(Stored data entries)

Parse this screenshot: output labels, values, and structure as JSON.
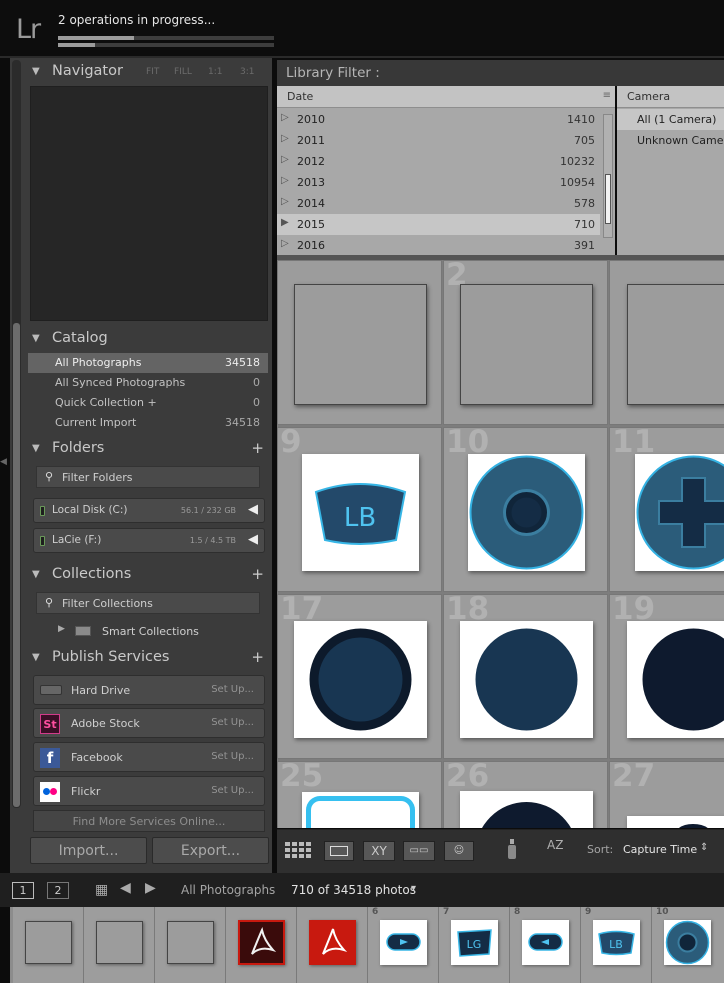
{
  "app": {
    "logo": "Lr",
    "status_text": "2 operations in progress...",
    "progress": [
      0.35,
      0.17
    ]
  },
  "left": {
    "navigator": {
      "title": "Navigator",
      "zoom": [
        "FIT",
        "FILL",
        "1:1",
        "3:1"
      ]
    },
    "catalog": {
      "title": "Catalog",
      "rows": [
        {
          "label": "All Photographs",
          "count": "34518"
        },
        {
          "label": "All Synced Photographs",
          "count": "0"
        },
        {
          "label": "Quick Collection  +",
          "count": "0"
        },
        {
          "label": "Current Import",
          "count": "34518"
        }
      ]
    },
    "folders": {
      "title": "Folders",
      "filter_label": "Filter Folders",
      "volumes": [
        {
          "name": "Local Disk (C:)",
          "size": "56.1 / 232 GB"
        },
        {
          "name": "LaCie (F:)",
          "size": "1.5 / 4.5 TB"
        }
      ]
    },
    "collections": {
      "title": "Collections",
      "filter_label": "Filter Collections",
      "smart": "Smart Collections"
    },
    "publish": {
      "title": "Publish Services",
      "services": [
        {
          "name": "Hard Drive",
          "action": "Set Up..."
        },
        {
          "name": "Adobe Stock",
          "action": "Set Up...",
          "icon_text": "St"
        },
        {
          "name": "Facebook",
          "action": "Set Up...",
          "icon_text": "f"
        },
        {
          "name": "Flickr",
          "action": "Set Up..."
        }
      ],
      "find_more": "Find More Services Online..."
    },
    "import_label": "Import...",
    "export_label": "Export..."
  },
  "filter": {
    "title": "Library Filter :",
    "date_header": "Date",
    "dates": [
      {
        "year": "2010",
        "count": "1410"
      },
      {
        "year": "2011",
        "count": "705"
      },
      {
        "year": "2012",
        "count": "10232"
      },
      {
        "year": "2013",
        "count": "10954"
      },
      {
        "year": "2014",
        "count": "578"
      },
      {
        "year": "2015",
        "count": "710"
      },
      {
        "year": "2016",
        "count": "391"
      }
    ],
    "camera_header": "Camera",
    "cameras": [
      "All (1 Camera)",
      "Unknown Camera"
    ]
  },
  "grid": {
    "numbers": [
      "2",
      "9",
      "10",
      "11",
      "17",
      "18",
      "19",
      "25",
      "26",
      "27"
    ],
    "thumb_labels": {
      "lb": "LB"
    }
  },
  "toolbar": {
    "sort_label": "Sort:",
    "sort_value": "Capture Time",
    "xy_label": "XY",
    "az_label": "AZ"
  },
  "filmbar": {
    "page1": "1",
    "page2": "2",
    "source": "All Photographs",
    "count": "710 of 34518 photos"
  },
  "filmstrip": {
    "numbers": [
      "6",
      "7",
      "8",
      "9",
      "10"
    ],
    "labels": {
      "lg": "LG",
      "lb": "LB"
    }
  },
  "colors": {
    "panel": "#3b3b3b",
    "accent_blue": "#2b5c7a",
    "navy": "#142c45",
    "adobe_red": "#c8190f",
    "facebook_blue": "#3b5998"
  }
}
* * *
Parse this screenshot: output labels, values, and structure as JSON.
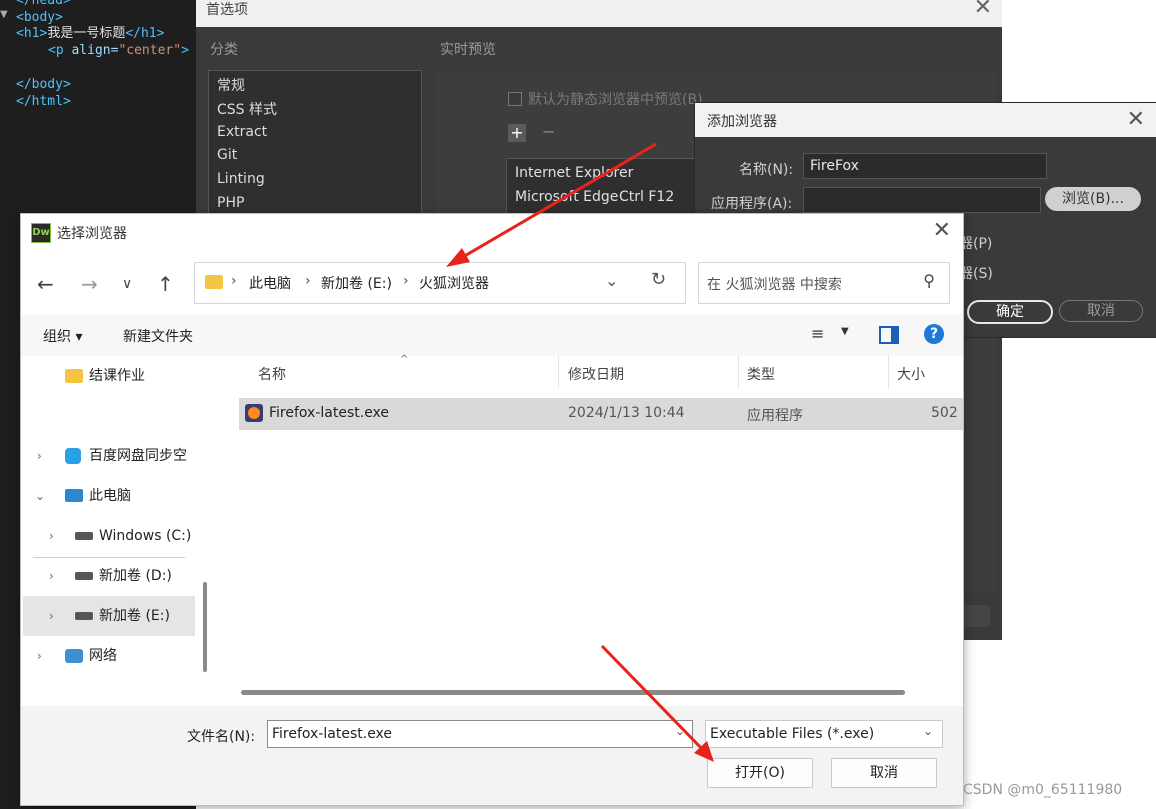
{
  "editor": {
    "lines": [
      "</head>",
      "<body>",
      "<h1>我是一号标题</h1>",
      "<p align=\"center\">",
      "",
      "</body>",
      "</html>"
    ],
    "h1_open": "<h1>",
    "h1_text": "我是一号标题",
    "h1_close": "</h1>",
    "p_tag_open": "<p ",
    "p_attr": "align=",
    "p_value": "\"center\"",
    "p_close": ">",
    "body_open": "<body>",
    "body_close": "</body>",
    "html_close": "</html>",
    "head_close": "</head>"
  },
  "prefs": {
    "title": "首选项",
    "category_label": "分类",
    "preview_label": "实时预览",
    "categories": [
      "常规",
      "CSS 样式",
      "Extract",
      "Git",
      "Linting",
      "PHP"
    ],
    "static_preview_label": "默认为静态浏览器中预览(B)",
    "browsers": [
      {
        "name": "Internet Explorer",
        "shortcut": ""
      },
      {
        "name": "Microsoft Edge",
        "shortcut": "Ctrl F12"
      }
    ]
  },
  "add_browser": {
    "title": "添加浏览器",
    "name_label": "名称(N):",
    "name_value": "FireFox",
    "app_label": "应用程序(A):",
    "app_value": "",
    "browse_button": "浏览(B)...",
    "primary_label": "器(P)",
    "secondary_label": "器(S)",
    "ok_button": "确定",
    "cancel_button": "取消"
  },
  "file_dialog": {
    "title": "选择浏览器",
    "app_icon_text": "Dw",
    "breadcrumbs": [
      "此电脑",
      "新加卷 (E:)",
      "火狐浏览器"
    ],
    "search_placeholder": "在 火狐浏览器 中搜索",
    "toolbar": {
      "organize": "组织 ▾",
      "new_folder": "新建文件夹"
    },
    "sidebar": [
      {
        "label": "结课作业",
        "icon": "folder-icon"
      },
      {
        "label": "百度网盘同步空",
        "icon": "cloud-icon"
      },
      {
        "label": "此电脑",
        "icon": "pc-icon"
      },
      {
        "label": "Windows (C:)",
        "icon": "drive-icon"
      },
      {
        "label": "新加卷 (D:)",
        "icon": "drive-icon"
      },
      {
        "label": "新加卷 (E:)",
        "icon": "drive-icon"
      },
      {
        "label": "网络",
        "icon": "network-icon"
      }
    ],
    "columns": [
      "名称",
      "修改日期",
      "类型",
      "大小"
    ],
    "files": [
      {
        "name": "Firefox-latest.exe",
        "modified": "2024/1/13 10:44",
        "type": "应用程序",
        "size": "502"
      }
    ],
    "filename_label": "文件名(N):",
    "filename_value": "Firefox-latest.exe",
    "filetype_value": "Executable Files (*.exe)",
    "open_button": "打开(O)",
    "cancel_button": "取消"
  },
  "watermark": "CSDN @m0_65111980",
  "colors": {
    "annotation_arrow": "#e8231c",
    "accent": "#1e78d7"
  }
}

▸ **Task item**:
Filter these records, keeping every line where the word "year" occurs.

▸ **Result of this exercise**:
        "year": "2010",
        "year": "2011",
        "year": "2012",
        "year": "2013",
        "year": "2014",
        "year": "2015",
        "year": "2016",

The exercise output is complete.